Thanks to the camera, the Nest Hub Max also supports Quick Gestures, which (for now) are limited to looking at the screen and holding up your palm to pause your tunes, or raising your palm again to restart the music.
Communication and Chromecast
Thanks to its support for Google Duo video calls, the Nest Hub Max excels as a way to keep in touch with friends and family, with the camera lens capable of following you around the room. You can also place audio calls to any Home Mini or Nest Mini speakers in your house (“Hey Google, call the living-room speaker”), or broadcast an announcement to all your Google speakers (“Time for dinner!”).
When you’re not summoning family members to the dinner table, you can watch videos from any Chromecast-enabled app. While I was getting lunch ready on a recent Sunday, for example, I cast the Oakland Raiders/Green Bay Packers game to the Nest Hub Max via the NFL Sunday Ticket app. While Amazon’s Echo Show devices do offer Alexa skills for various cable, TV, and audio services (including NBC, CNBC, NPR, and SiriusXM), the Nest Hub Max’s Chromecast capabilities offer far more flexibility in terms of what I can watch or hear on the display. And of course, you can also turn the Nest Hub Max into a full-on TV if you spring for a $50-per-month YouTube TV subscription. (The Echo Show, for its part, offers live TV via Hulu for $45 per month.)

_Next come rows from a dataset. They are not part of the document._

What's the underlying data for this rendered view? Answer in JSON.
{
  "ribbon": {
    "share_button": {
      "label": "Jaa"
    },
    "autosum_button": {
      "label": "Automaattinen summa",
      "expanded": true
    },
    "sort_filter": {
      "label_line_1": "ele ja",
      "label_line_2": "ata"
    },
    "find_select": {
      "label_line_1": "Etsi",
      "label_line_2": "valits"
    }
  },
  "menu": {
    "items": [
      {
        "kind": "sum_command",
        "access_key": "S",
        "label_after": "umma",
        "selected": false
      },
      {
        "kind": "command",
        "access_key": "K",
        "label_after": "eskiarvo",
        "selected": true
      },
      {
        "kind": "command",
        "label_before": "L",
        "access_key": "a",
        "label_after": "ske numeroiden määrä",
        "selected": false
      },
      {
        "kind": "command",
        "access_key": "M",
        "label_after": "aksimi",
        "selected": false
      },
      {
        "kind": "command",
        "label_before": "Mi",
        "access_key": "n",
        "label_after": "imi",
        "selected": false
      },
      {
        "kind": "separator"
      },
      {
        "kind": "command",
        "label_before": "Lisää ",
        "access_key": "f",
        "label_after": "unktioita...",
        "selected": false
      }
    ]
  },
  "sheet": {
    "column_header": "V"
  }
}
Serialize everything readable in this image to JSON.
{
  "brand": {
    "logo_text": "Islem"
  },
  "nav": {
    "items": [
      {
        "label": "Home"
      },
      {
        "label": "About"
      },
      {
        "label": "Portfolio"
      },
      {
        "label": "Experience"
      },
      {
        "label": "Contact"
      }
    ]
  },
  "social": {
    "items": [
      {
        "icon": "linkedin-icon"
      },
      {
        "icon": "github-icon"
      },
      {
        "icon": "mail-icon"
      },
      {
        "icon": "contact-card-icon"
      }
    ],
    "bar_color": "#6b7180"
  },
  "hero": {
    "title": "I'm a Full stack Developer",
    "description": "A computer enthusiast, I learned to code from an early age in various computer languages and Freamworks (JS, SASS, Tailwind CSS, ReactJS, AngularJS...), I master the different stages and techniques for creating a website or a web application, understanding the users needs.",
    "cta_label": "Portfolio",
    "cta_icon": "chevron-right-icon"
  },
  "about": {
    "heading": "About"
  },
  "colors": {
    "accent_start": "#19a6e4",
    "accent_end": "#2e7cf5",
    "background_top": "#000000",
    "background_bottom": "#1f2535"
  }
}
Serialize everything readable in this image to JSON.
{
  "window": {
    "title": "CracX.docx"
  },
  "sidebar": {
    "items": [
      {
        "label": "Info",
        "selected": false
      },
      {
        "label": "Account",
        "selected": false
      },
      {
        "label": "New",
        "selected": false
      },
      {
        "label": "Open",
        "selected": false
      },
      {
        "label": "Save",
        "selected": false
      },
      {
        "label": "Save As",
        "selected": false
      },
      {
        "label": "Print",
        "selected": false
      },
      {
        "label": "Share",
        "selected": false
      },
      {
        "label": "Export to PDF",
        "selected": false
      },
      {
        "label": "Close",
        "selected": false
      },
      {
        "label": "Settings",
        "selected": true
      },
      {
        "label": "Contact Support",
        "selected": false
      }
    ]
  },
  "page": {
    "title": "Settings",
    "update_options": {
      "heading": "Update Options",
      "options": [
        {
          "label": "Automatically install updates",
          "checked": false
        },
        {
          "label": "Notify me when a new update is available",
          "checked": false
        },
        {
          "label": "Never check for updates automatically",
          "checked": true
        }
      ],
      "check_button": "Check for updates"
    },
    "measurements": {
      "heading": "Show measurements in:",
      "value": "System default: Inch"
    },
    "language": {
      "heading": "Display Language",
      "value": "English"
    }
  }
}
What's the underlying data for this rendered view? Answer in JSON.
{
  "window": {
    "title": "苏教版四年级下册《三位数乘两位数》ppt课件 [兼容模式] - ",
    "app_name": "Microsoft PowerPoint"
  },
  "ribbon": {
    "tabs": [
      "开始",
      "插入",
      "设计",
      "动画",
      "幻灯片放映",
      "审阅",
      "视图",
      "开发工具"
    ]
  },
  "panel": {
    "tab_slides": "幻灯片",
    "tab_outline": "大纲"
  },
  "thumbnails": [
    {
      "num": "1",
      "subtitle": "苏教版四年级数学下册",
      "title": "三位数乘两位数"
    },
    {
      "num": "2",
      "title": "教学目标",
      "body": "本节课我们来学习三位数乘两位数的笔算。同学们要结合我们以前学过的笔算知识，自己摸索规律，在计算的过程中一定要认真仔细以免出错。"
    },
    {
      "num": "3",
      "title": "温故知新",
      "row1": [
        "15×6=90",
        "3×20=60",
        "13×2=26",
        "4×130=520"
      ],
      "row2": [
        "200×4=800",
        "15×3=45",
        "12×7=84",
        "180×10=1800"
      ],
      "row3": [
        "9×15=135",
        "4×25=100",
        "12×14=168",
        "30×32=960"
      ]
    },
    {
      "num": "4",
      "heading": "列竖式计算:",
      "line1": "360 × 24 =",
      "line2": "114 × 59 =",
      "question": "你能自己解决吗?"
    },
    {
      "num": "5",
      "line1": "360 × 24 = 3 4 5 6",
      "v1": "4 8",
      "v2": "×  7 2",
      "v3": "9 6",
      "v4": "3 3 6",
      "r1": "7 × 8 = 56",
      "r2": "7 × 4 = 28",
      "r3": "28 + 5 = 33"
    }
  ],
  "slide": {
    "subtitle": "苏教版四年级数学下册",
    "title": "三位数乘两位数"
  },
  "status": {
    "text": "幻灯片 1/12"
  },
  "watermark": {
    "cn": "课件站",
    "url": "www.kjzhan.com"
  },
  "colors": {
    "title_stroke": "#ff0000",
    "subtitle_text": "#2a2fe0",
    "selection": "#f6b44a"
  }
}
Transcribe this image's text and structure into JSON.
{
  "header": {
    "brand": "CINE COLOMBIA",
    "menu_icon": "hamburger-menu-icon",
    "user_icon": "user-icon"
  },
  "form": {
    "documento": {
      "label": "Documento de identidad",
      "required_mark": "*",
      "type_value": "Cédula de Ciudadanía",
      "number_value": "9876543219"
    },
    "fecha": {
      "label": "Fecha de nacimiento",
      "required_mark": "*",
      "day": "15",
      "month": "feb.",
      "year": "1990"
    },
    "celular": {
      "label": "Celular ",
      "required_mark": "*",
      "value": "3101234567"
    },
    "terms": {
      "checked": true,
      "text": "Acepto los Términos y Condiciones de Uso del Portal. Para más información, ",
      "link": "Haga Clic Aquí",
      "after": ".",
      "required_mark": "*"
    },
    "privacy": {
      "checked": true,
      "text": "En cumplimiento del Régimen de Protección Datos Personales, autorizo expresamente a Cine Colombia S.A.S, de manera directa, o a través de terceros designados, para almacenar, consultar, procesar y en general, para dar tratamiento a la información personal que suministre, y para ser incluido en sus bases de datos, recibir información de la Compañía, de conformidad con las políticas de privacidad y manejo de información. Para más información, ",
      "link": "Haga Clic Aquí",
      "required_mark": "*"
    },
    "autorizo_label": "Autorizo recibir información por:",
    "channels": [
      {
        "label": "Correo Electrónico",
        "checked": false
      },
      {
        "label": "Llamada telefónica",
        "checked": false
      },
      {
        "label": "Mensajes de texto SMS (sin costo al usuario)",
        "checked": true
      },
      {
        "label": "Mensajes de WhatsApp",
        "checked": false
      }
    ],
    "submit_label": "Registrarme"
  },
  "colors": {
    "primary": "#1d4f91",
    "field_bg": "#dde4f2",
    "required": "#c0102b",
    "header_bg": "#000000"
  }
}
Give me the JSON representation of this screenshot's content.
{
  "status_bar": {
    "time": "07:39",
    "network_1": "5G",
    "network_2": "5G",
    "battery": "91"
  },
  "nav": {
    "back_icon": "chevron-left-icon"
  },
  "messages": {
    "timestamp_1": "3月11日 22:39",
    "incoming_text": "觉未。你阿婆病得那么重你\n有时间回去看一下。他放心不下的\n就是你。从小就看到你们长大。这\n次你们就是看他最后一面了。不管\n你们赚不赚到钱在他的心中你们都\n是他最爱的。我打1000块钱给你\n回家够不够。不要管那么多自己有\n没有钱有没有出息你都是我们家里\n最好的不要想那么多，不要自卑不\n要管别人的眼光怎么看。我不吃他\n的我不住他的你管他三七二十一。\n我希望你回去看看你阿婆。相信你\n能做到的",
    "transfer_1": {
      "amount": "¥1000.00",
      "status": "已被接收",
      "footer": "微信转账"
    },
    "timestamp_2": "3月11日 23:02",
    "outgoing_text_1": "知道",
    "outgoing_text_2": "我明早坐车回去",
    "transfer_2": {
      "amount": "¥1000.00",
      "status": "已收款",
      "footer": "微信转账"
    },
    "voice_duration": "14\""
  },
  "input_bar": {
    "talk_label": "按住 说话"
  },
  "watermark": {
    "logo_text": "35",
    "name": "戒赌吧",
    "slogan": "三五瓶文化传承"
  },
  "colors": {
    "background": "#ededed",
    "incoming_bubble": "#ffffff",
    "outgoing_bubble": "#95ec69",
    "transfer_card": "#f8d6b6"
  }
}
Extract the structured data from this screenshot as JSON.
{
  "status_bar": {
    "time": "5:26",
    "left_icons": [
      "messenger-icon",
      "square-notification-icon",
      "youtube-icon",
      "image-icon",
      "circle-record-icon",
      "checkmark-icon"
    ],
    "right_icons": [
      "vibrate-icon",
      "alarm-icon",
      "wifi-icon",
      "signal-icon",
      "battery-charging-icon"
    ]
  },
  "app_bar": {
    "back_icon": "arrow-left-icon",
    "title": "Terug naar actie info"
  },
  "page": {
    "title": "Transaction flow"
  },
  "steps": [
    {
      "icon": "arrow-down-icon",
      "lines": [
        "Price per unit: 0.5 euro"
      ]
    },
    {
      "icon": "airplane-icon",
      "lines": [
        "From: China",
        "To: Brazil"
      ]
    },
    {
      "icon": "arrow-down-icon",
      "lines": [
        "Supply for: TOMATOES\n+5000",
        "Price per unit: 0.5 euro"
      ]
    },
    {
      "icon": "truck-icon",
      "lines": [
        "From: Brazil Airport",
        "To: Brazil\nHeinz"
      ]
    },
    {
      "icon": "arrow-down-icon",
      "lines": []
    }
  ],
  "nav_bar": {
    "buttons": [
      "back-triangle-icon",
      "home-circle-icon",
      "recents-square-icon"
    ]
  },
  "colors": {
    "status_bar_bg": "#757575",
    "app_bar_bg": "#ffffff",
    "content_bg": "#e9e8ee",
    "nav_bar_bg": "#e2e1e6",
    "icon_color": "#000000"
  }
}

Google Nest Hub Max or Amazon Echo Show?
If your life revolves around Gmail, Google Calendar, and other Google services, you’ll love Google Assistant’s ability to tee up the day and dole out relevant content, while Nest users will appreciate controlling their devices and monitoring their homes via Assistant and the Nest Hub Max’s jumbo display. That said, smart home mavens might be better off sticking with Alexa, given her near-ubiquitous smart device support—not to mention the thousands of skills at her beck and call.
As for the Nest Hub Max and 10-inch Echo Show devices themselves, there’s no clear winner. Both have relatively compact designs, both have stereo speakers with woofers, neither has a 3.5mm audio jack (although the Echo Show does have a micro-USB port that allows for wired ethernet connections via an adapter), and both have cameras for video chat. Yes, the Nest Hub Max’s camera doubles as a Nest camera; then again, the Echo Show doubles as a Zigbee hub.
In short, this is a tough call, and as we often say when it comes to choosing between a Google Nest Home or Amazon Echo device, your decision will probably come down to the smart assistant to which you’re most loyal.
With onboard Google Assistant, easy-on-the-eyes Ambient EQ display technology, a built-in Nest camera, and impressive sound, the $230 Google Nest Hub Max makes for one of the most compelling smart displays we’ve tested. If you’re looking for a helpful, hands-free digital assistant in your kitchen that doubles as a TV and even keeps an eye on your home while you’re away, the Nest Hub Max is tough to beat. That said, the equally compelling 10-inch Amazon Echo Show will surely tempt Alexa aficionados, particularly those committed to third-party smart home gadgets outside of Google’s Nest ecosystem.